> [Exercise description] Your task is to find every line of the data that holds the string "labels" and copy it.

Entries from a dataset of interfaces

###

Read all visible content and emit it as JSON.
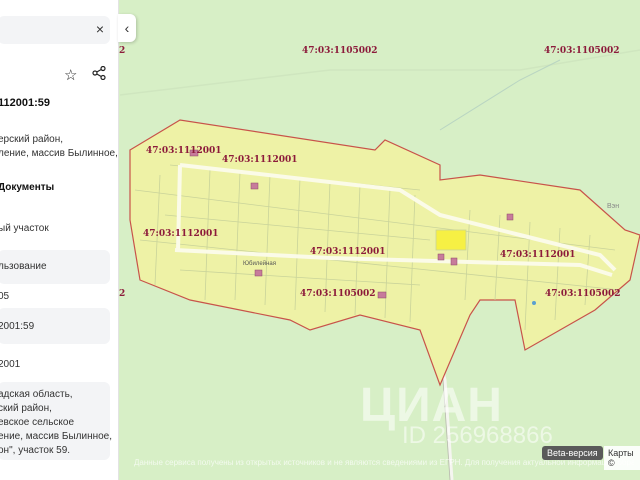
{
  "panel": {
    "close_icon": "×",
    "cadastral_number": "112001:59",
    "address_lines": [
      "ерский район,",
      "ление, массив Былинное,"
    ],
    "documents_label": "Документы",
    "type_value": "ый участок",
    "usage_value": "льзование",
    "number_fragment": "05",
    "quarter_number": "2001:59",
    "code_fragment": "2001",
    "full_address": [
      "адская область,",
      "ский район,",
      "евское сельское",
      "ение, массив Былинное,",
      "он\", участок 59."
    ]
  },
  "map": {
    "labels": [
      "47:03:1105002",
      "47:03:1105002",
      "47:03:1112001",
      "47:03:1112001",
      "47:03:1112001",
      "47:03:1112001",
      "47:03:1112001",
      "47:03:1105002",
      "47:03:1105002"
    ],
    "left_edge_marks": [
      "2",
      "2"
    ],
    "place_label": "Юбилейная",
    "right_place": "Вэн",
    "beta_badge": "Beta-версия",
    "maps_credit": "Карты ©",
    "watermark_logo": "ЦИАН",
    "watermark_id": "ID 256968866",
    "footer_notice": "Данные сервиса получены из открытых источников и не являются сведениями из ЕГРН. Для получения актуальной информации обратитесь к первоисточнику."
  },
  "colors": {
    "map_background": "#d7efc6",
    "parcel_fill": "#eef2a6",
    "parcel_border": "#c8534a",
    "label_color": "#8c1b3b",
    "highlight_plot": "#f6f044"
  },
  "icons": [
    "close-icon",
    "chevron-left-icon",
    "star-icon",
    "share-icon"
  ]
}
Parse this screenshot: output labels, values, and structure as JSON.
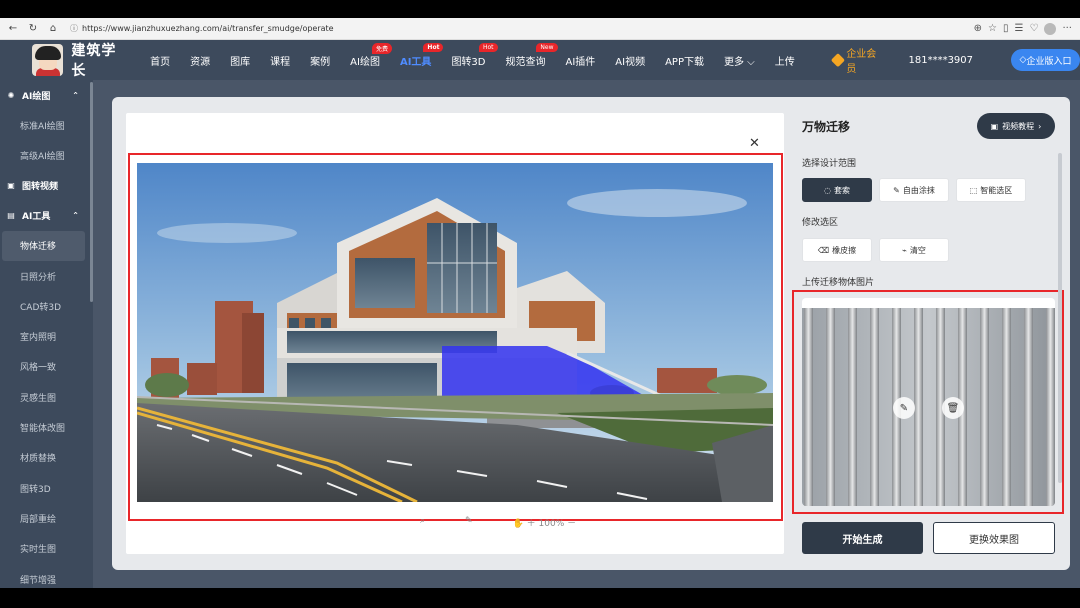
{
  "browser": {
    "url": "https://www.jianzhuxuezhang.com/ai/transfer_smudge/operate"
  },
  "header": {
    "brand": "建筑学长",
    "nav": [
      {
        "label": "首页",
        "badge": ""
      },
      {
        "label": "资源",
        "badge": ""
      },
      {
        "label": "图库",
        "badge": ""
      },
      {
        "label": "课程",
        "badge": ""
      },
      {
        "label": "案例",
        "badge": ""
      },
      {
        "label": "AI绘图",
        "badge": "免费"
      },
      {
        "label": "AI工具",
        "badge": "Hot"
      },
      {
        "label": "图转3D",
        "badge": "Hot"
      },
      {
        "label": "规范查询",
        "badge": "New"
      },
      {
        "label": "AI插件",
        "badge": ""
      },
      {
        "label": "AI视频",
        "badge": ""
      },
      {
        "label": "APP下载",
        "badge": ""
      },
      {
        "label": "更多",
        "badge": ""
      },
      {
        "label": "上传",
        "badge": ""
      }
    ],
    "vip": "企业会员",
    "phone": "181****3907",
    "enterprise": "企业版入口"
  },
  "sidebar": {
    "group1": "AI绘图",
    "group1_items": [
      "标准AI绘图",
      "高级AI绘图"
    ],
    "group2": "图转视频",
    "group3": "AI工具",
    "group3_items": [
      "物体迁移",
      "日照分析",
      "CAD转3D",
      "室内照明",
      "风格一致",
      "灵感生图",
      "智能体改图",
      "材质替换",
      "图转3D",
      "局部重绘",
      "实时生图",
      "细节增强"
    ]
  },
  "canvas": {
    "zoom": "100%"
  },
  "right": {
    "title": "万物迁移",
    "video": "视频教程",
    "range_label": "选择设计范围",
    "range_tools": [
      "套索",
      "自由涂抹",
      "智能选区"
    ],
    "modify_label": "修改选区",
    "modify_tools": [
      "橡皮擦",
      "清空"
    ],
    "upload_label": "上传迁移物体图片",
    "generate": "开始生成",
    "swap": "更换效果图"
  },
  "colors": {
    "header_bg": "#3d4a5c",
    "accent_blue": "#3a86f0",
    "highlight_red": "#e8262a",
    "mask_blue": "#3232f0"
  }
}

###

> [Answer for the task]
    "labels": [
Parse this screenshot: output labels, values, and structure as JSON.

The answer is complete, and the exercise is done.